Interface dataset entries:
***
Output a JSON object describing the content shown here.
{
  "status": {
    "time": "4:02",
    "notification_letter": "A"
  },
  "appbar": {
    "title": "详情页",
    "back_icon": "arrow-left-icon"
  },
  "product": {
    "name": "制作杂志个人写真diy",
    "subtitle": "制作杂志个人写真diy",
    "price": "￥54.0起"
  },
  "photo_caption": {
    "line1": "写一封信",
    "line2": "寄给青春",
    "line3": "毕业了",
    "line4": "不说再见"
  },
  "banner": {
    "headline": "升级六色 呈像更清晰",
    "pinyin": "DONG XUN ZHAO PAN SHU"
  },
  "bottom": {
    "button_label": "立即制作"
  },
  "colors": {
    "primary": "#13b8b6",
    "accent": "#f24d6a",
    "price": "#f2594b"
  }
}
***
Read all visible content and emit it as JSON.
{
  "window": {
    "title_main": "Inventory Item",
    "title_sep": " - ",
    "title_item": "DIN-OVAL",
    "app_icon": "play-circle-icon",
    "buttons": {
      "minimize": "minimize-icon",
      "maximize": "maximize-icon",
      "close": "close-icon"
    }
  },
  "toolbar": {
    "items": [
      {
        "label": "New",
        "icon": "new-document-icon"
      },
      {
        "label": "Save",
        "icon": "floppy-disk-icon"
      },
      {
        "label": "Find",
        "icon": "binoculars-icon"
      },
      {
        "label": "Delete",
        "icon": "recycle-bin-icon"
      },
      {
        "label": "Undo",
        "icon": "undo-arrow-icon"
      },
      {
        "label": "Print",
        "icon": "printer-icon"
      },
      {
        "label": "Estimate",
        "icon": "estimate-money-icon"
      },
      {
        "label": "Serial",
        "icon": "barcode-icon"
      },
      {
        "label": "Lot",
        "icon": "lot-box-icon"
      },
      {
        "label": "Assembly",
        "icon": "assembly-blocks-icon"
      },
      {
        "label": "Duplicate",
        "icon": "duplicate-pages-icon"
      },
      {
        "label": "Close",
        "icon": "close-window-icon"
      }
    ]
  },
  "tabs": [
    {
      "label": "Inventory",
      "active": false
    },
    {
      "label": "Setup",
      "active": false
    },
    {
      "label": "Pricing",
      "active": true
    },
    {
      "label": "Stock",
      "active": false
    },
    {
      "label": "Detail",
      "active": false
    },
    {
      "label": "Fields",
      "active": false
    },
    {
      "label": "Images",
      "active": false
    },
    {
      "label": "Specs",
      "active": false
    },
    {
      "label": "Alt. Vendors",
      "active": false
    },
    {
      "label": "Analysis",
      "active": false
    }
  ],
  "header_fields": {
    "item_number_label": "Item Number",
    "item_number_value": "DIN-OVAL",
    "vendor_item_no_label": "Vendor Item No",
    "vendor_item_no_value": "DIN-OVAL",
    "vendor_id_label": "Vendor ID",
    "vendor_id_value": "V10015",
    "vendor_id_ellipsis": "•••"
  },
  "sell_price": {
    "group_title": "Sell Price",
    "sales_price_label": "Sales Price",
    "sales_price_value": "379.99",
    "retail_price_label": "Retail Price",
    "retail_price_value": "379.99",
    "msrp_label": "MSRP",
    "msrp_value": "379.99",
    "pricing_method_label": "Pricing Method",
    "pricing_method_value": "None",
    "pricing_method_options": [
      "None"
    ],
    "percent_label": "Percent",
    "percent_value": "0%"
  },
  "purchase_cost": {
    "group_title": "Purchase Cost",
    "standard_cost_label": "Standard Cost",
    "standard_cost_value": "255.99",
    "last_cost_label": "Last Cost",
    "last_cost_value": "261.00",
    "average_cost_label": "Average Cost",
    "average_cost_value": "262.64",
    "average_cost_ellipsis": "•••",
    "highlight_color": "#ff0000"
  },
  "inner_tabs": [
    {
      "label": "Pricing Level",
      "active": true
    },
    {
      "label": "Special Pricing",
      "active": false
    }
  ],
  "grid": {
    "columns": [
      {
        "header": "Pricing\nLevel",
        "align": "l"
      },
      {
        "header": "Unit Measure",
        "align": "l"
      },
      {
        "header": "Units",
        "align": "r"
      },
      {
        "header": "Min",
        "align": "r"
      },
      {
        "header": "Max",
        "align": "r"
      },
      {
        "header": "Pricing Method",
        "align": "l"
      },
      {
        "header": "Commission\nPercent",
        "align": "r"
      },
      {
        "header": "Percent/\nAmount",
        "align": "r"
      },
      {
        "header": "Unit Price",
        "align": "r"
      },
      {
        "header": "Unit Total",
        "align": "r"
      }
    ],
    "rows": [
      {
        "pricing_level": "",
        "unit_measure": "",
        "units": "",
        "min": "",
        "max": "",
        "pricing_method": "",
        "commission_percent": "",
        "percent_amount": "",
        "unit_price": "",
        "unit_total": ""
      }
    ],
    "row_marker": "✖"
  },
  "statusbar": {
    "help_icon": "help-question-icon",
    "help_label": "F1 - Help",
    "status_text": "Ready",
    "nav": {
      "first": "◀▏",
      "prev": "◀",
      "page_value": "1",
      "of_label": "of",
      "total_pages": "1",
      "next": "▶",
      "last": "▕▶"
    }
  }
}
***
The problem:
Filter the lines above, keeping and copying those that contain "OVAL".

Output of the task:
    "title_item": "DIN-OVAL",
    "item_number_value": "DIN-OVAL",
    "vendor_item_no_value": "DIN-OVAL",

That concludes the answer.